(DATASET RECORDS Opens)

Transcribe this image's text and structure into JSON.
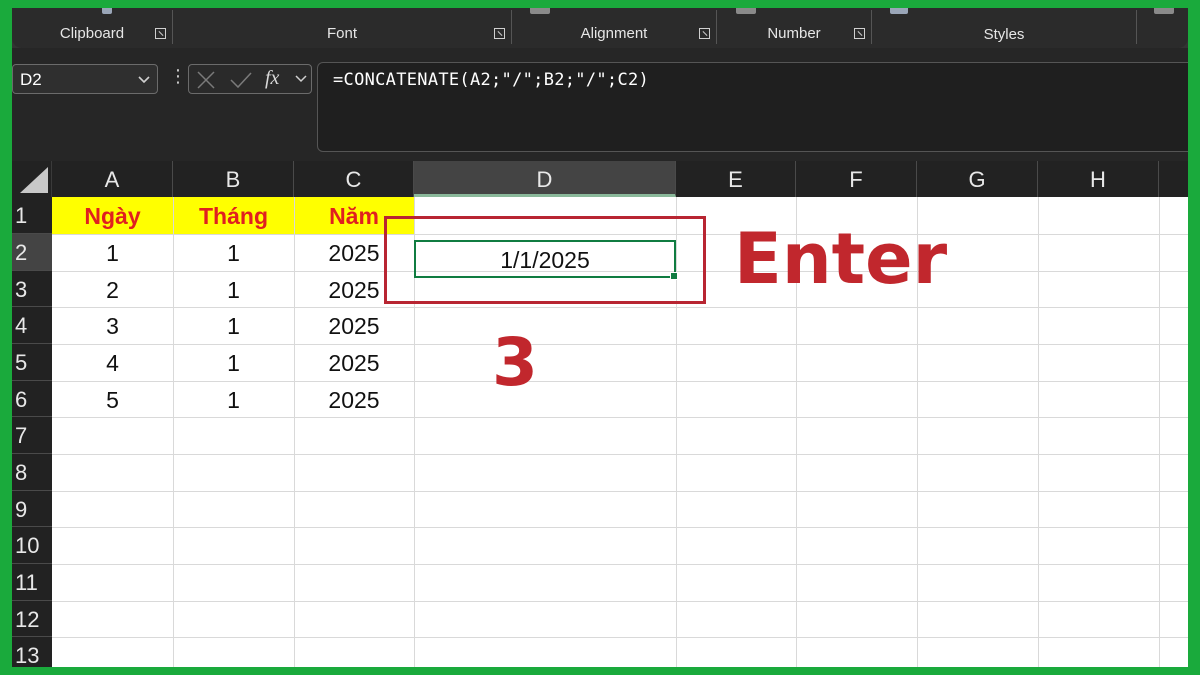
{
  "ribbon": {
    "groups": [
      {
        "label": "Clipboard",
        "launcher": true
      },
      {
        "label": "Font",
        "launcher": true
      },
      {
        "label": "Alignment",
        "launcher": true
      },
      {
        "label": "Number",
        "launcher": true
      },
      {
        "label": "Styles",
        "launcher": false
      }
    ]
  },
  "formula_bar": {
    "name_box": "D2",
    "fx": "fx",
    "formula": "=CONCATENATE(A2;\"/\";B2;\"/\";C2)"
  },
  "sheet": {
    "columns": [
      "A",
      "B",
      "C",
      "D",
      "E",
      "F",
      "G",
      "H"
    ],
    "rows": [
      "1",
      "2",
      "3",
      "4",
      "5",
      "6",
      "7",
      "8",
      "9",
      "10",
      "11",
      "12",
      "13"
    ],
    "selected_column": "D",
    "selected_row": "2",
    "header_cells": [
      "Ngày",
      "Tháng",
      "Năm"
    ],
    "data": [
      [
        "1",
        "1",
        "2025"
      ],
      [
        "2",
        "1",
        "2025"
      ],
      [
        "3",
        "1",
        "2025"
      ],
      [
        "4",
        "1",
        "2025"
      ],
      [
        "5",
        "1",
        "2025"
      ]
    ],
    "result_cell": "1/1/2025"
  },
  "annotations": {
    "enter_label": "Enter",
    "step_number": "3"
  },
  "colors": {
    "frame": "#1aaa3c",
    "header_fill": "#ffff00",
    "header_text": "#e02020",
    "annotation": "#c1272d",
    "selection": "#107c41"
  }
}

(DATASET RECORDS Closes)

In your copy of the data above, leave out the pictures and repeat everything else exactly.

# ANSWER TO THIS TASK:
Transcribe this image's text and structure into JSON.
{
  "ribbon": {
    "groups": [
      {
        "label": "Clipboard",
        "launcher": true
      },
      {
        "label": "Font",
        "launcher": true
      },
      {
        "label": "Alignment",
        "launcher": true
      },
      {
        "label": "Number",
        "launcher": true
      },
      {
        "label": "Styles",
        "launcher": false
      }
    ]
  },
  "formula_bar": {
    "name_box": "D2",
    "fx": "fx",
    "formula": "=CONCATENATE(A2;\"/\";B2;\"/\";C2)"
  },
  "sheet": {
    "columns": [
      "A",
      "B",
      "C",
      "D",
      "E",
      "F",
      "G",
      "H"
    ],
    "rows": [
      "1",
      "2",
      "3",
      "4",
      "5",
      "6",
      "7",
      "8",
      "9",
      "10",
      "11",
      "12",
      "13"
    ],
    "selected_column": "D",
    "selected_row": "2",
    "header_cells": [
      "Ngày",
      "Tháng",
      "Năm"
    ],
    "data": [
      [
        "1",
        "1",
        "2025"
      ],
      [
        "2",
        "1",
        "2025"
      ],
      [
        "3",
        "1",
        "2025"
      ],
      [
        "4",
        "1",
        "2025"
      ],
      [
        "5",
        "1",
        "2025"
      ]
    ],
    "result_cell": "1/1/2025"
  },
  "annotations": {
    "enter_label": "Enter",
    "step_number": "3"
  },
  "colors": {
    "frame": "#1aaa3c",
    "header_fill": "#ffff00",
    "header_text": "#e02020",
    "annotation": "#c1272d",
    "selection": "#107c41"
  }
}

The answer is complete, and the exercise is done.